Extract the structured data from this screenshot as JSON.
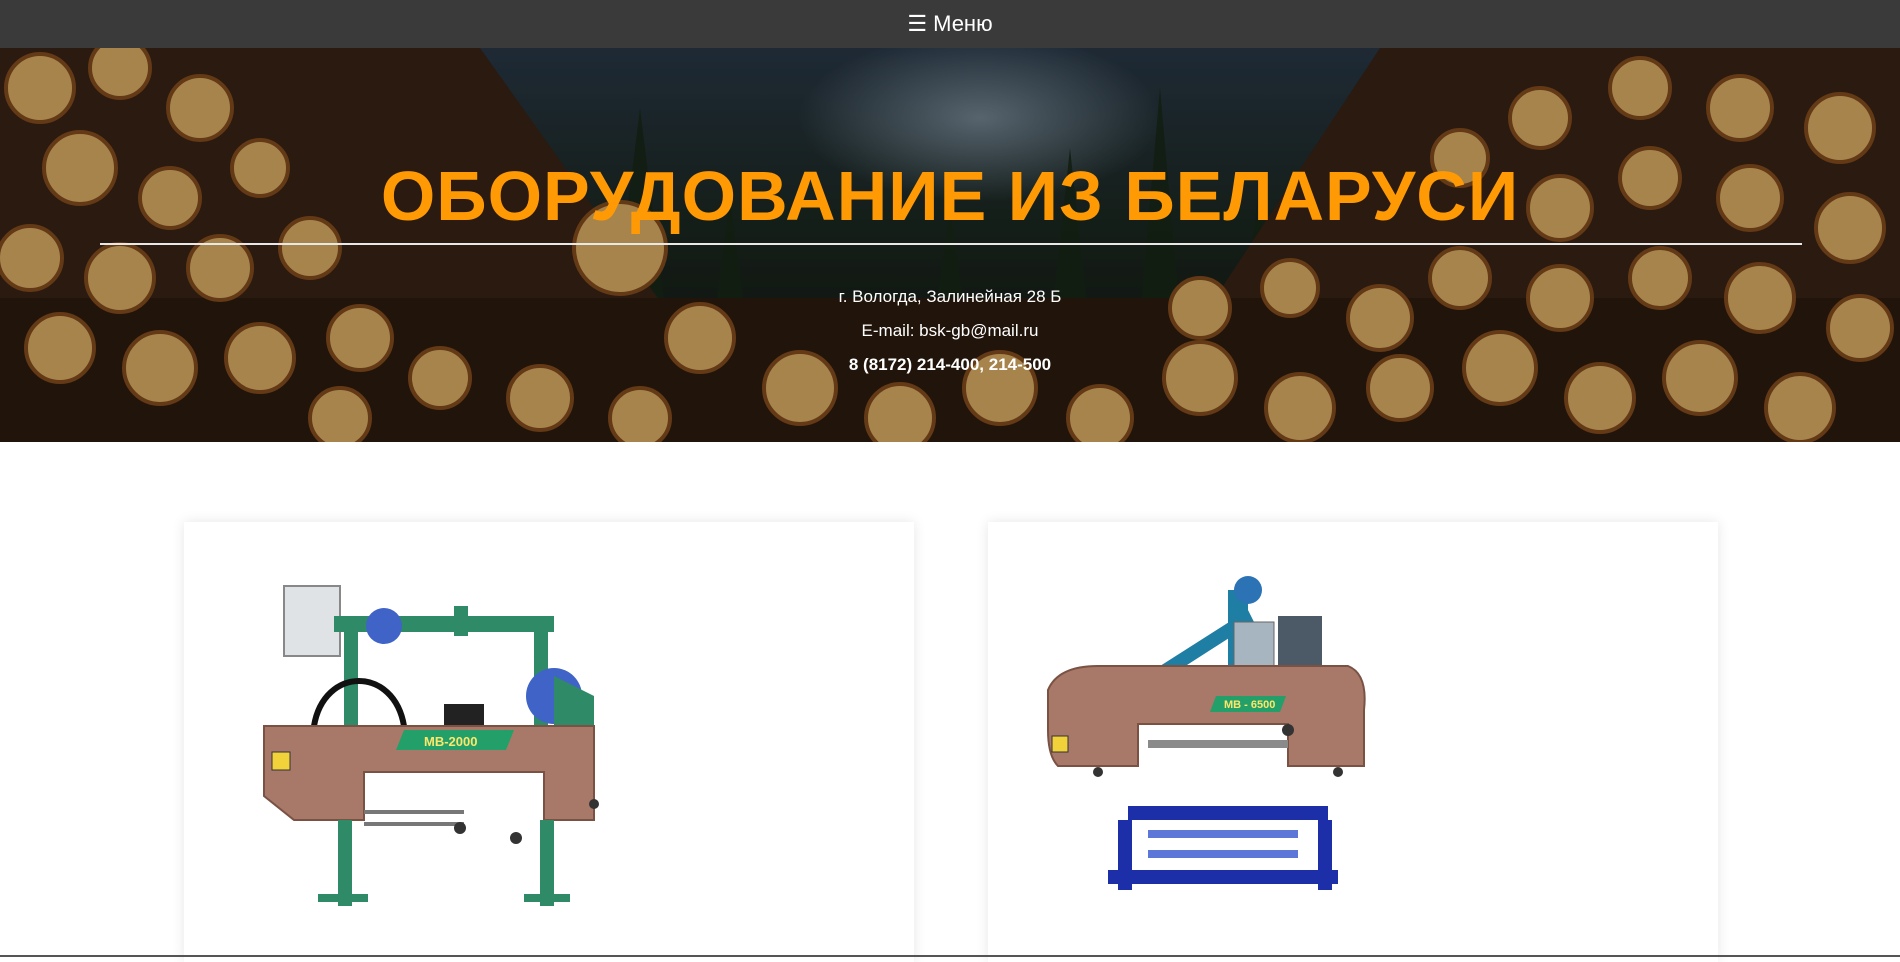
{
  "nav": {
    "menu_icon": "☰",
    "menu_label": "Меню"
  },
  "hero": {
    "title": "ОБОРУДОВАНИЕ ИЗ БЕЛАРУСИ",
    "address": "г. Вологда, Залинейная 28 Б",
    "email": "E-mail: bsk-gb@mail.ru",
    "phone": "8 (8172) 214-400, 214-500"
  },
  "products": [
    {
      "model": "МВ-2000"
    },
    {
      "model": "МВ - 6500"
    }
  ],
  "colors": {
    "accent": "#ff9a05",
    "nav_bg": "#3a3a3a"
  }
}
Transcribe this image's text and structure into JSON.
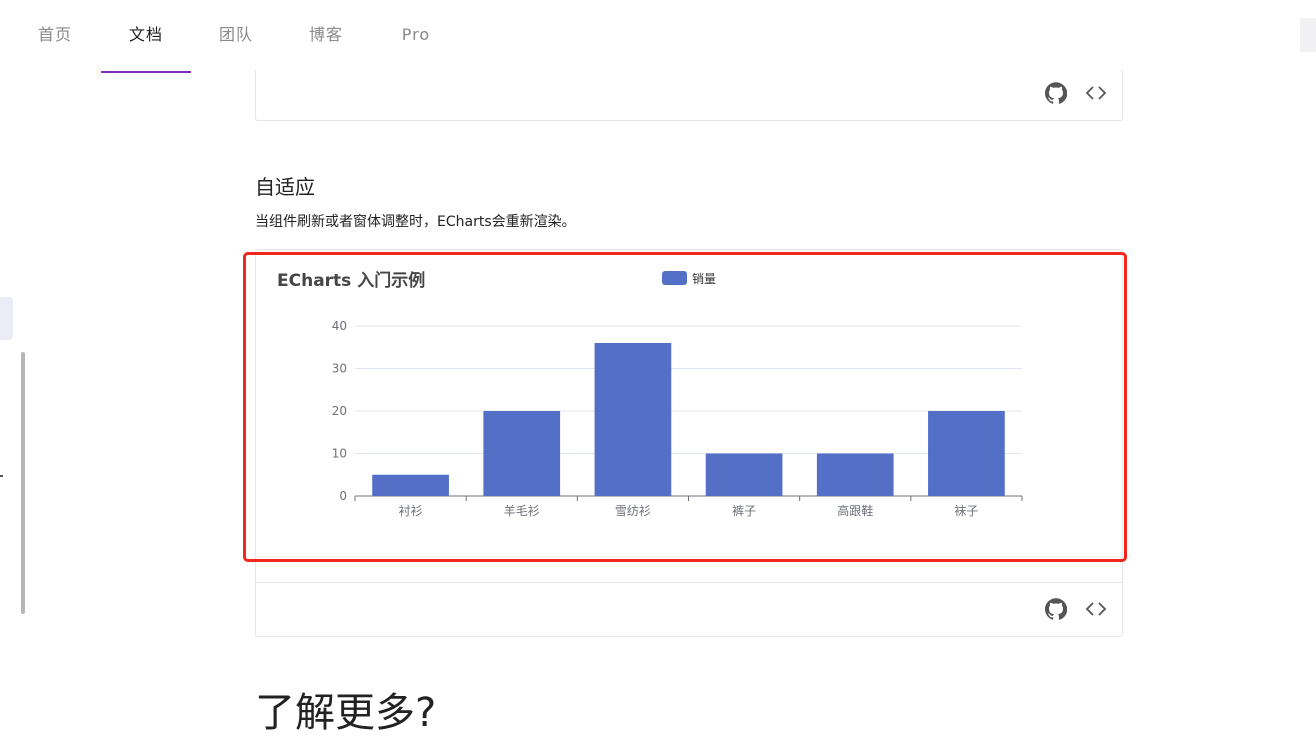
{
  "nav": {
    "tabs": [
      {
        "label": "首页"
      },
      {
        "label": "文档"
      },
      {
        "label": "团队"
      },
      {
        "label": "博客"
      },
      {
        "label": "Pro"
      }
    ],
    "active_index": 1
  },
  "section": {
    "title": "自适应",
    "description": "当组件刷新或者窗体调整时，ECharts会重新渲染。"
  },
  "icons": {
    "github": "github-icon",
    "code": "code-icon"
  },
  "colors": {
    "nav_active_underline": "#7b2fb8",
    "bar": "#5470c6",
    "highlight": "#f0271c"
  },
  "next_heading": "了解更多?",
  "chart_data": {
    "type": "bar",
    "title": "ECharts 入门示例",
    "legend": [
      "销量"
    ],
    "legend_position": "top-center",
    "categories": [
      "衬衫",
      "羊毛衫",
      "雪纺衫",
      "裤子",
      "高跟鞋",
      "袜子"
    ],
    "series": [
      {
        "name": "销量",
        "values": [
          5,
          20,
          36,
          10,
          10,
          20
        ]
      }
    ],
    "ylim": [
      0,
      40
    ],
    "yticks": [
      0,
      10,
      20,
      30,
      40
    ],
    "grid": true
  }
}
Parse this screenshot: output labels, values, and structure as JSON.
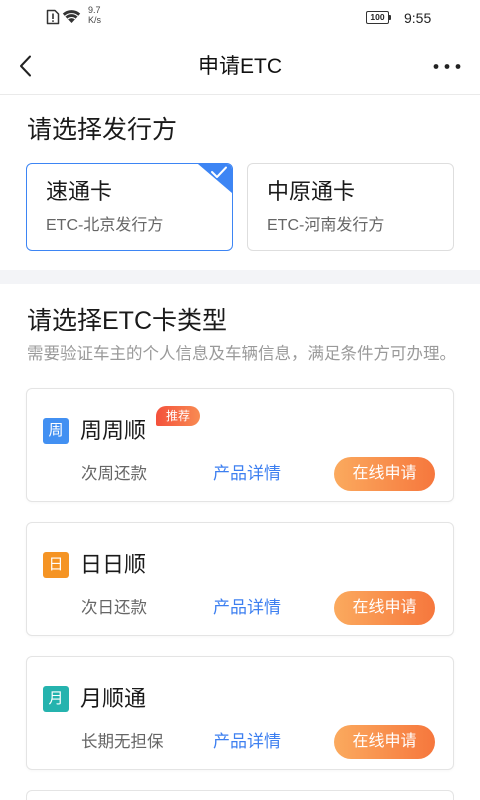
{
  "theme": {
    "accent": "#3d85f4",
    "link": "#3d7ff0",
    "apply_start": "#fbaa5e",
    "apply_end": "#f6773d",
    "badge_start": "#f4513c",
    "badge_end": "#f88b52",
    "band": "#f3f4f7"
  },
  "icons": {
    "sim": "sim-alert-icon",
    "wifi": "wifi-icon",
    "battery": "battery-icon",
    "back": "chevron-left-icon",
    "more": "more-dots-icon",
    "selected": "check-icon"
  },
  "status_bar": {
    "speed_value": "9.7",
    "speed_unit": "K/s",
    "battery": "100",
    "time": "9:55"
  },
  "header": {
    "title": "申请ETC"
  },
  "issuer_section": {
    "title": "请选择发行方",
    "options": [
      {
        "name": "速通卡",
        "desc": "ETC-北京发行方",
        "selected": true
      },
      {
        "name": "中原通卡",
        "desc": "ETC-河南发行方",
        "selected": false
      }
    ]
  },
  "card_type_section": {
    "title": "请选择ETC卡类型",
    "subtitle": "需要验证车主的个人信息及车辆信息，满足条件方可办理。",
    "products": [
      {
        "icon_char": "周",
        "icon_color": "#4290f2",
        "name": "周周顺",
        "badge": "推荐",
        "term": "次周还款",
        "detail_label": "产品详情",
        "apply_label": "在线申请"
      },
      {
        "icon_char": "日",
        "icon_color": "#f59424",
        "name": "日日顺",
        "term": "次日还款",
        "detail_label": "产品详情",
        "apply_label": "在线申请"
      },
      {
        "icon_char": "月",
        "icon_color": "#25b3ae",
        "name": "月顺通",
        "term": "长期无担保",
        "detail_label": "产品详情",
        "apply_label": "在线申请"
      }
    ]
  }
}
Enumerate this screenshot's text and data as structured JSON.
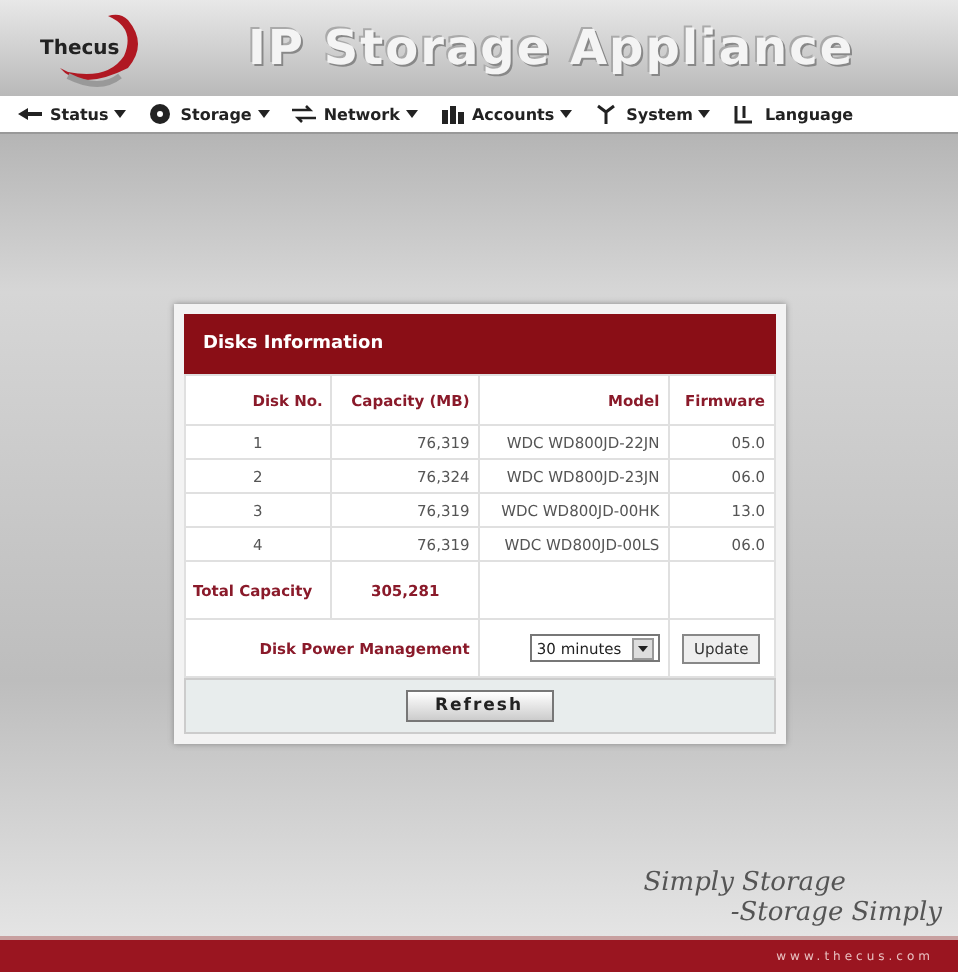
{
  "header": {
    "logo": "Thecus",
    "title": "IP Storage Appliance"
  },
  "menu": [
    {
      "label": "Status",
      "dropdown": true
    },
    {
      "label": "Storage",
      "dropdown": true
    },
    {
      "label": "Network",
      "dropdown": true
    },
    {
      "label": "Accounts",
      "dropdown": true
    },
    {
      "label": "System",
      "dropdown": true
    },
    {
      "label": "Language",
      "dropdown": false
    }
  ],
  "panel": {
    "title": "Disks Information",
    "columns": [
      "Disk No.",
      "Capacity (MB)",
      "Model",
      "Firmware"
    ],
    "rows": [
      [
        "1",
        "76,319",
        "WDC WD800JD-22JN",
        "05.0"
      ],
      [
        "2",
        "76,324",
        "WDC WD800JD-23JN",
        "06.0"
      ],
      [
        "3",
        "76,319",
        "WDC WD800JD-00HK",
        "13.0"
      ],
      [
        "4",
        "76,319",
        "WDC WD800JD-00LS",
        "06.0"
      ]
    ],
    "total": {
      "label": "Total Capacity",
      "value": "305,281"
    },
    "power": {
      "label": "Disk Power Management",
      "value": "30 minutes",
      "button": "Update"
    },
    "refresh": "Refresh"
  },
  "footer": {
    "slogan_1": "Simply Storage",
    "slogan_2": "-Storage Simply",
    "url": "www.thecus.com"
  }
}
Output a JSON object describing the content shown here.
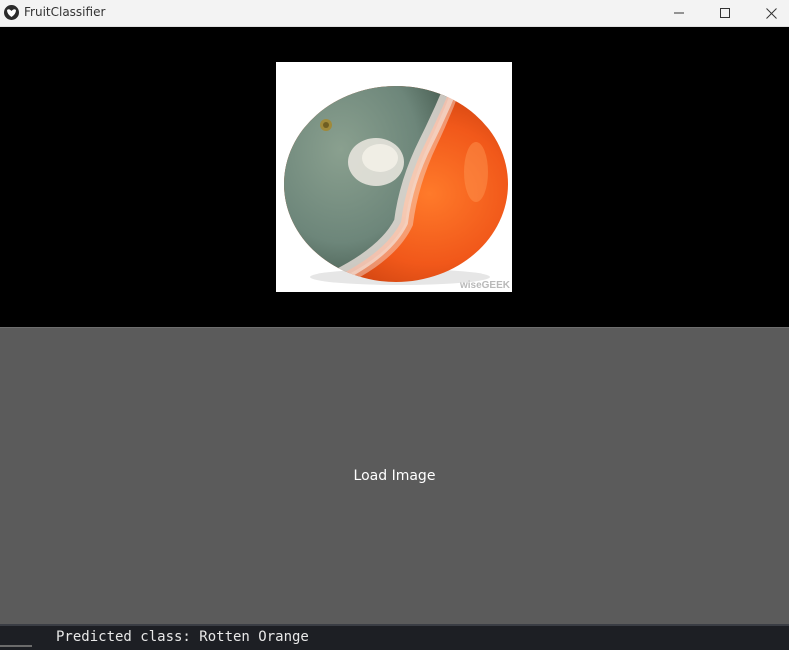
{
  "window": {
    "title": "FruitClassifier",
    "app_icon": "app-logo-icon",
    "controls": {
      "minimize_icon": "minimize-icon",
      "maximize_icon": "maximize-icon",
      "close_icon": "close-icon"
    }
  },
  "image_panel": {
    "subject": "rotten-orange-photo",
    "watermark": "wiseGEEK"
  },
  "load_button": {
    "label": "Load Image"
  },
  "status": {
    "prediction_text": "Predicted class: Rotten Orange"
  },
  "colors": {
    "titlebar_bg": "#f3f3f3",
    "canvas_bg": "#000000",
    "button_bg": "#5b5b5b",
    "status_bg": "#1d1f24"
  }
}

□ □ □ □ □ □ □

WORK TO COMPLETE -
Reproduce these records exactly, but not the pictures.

RESPONSE BELOW -
Extract the structured data from this screenshot as JSON.
{
  "nav": {
    "menu_icon": "☰",
    "menu_label": "Меню"
  },
  "hero": {
    "title": "ОБОРУДОВАНИЕ ИЗ БЕЛАРУСИ",
    "address": "г. Вологда, Залинейная 28 Б",
    "email": "E-mail: bsk-gb@mail.ru",
    "phone": "8 (8172) 214-400, 214-500"
  },
  "products": [
    {
      "model": "МВ-2000"
    },
    {
      "model": "МВ - 6500"
    }
  ],
  "colors": {
    "accent": "#ff9a05",
    "nav_bg": "#3a3a3a"
  }
}
Transcribe this image's text and structure into JSON.
{
  "nav": {
    "tabs": [
      {
        "label": "首页"
      },
      {
        "label": "文档"
      },
      {
        "label": "团队"
      },
      {
        "label": "博客"
      },
      {
        "label": "Pro"
      }
    ],
    "active_index": 1
  },
  "section": {
    "title": "自适应",
    "description": "当组件刷新或者窗体调整时，ECharts会重新渲染。"
  },
  "icons": {
    "github": "github-icon",
    "code": "code-icon"
  },
  "colors": {
    "nav_active_underline": "#7b2fb8",
    "bar": "#5470c6",
    "highlight": "#f0271c"
  },
  "next_heading": "了解更多?",
  "chart_data": {
    "type": "bar",
    "title": "ECharts 入门示例",
    "legend": [
      "销量"
    ],
    "legend_position": "top-center",
    "categories": [
      "衬衫",
      "羊毛衫",
      "雪纺衫",
      "裤子",
      "高跟鞋",
      "袜子"
    ],
    "series": [
      {
        "name": "销量",
        "values": [
          5,
          20,
          36,
          10,
          10,
          20
        ]
      }
    ],
    "ylim": [
      0,
      40
    ],
    "yticks": [
      0,
      10,
      20,
      30,
      40
    ],
    "grid": true
  }
}
Parse this screenshot: output labels, values, and structure as JSON.
{
  "theme": {
    "accent": "#3d85f4",
    "link": "#3d7ff0",
    "apply_start": "#fbaa5e",
    "apply_end": "#f6773d",
    "badge_start": "#f4513c",
    "badge_end": "#f88b52",
    "band": "#f3f4f7"
  },
  "icons": {
    "sim": "sim-alert-icon",
    "wifi": "wifi-icon",
    "battery": "battery-icon",
    "back": "chevron-left-icon",
    "more": "more-dots-icon",
    "selected": "check-icon"
  },
  "status_bar": {
    "speed_value": "9.7",
    "speed_unit": "K/s",
    "battery": "100",
    "time": "9:55"
  },
  "header": {
    "title": "申请ETC"
  },
  "issuer_section": {
    "title": "请选择发行方",
    "options": [
      {
        "name": "速通卡",
        "desc": "ETC-北京发行方",
        "selected": true
      },
      {
        "name": "中原通卡",
        "desc": "ETC-河南发行方",
        "selected": false
      }
    ]
  },
  "card_type_section": {
    "title": "请选择ETC卡类型",
    "subtitle": "需要验证车主的个人信息及车辆信息，满足条件方可办理。",
    "products": [
      {
        "icon_char": "周",
        "icon_color": "#4290f2",
        "name": "周周顺",
        "badge": "推荐",
        "term": "次周还款",
        "detail_label": "产品详情",
        "apply_label": "在线申请"
      },
      {
        "icon_char": "日",
        "icon_color": "#f59424",
        "name": "日日顺",
        "term": "次日还款",
        "detail_label": "产品详情",
        "apply_label": "在线申请"
      },
      {
        "icon_char": "月",
        "icon_color": "#25b3ae",
        "name": "月顺通",
        "term": "长期无担保",
        "detail_label": "产品详情",
        "apply_label": "在线申请"
      }
    ]
  }
}
Enumerate this screenshot's text and data as structured JSON.
{
  "header": {
    "logo": "Thecus",
    "title": "IP Storage Appliance"
  },
  "menu": [
    {
      "label": "Status",
      "dropdown": true
    },
    {
      "label": "Storage",
      "dropdown": true
    },
    {
      "label": "Network",
      "dropdown": true
    },
    {
      "label": "Accounts",
      "dropdown": true
    },
    {
      "label": "System",
      "dropdown": true
    },
    {
      "label": "Language",
      "dropdown": false
    }
  ],
  "panel": {
    "title": "Disks Information",
    "columns": [
      "Disk No.",
      "Capacity (MB)",
      "Model",
      "Firmware"
    ],
    "rows": [
      [
        "1",
        "76,319",
        "WDC WD800JD-22JN",
        "05.0"
      ],
      [
        "2",
        "76,324",
        "WDC WD800JD-23JN",
        "06.0"
      ],
      [
        "3",
        "76,319",
        "WDC WD800JD-00HK",
        "13.0"
      ],
      [
        "4",
        "76,319",
        "WDC WD800JD-00LS",
        "06.0"
      ]
    ],
    "total": {
      "label": "Total Capacity",
      "value": "305,281"
    },
    "power": {
      "label": "Disk Power Management",
      "value": "30 minutes",
      "button": "Update"
    },
    "refresh": "Refresh"
  },
  "footer": {
    "slogan_1": "Simply Storage",
    "slogan_2": "-Storage Simply",
    "url": "www.thecus.com"
  }
}
Output a JSON object describing the content shown here.
{
  "window": {
    "title": "FruitClassifier",
    "app_icon": "app-logo-icon",
    "controls": {
      "minimize_icon": "minimize-icon",
      "maximize_icon": "maximize-icon",
      "close_icon": "close-icon"
    }
  },
  "image_panel": {
    "subject": "rotten-orange-photo",
    "watermark": "wiseGEEK"
  },
  "load_button": {
    "label": "Load Image"
  },
  "status": {
    "prediction_text": "Predicted class: Rotten Orange"
  },
  "colors": {
    "titlebar_bg": "#f3f3f3",
    "canvas_bg": "#000000",
    "button_bg": "#5b5b5b",
    "status_bg": "#1d1f24"
  }
}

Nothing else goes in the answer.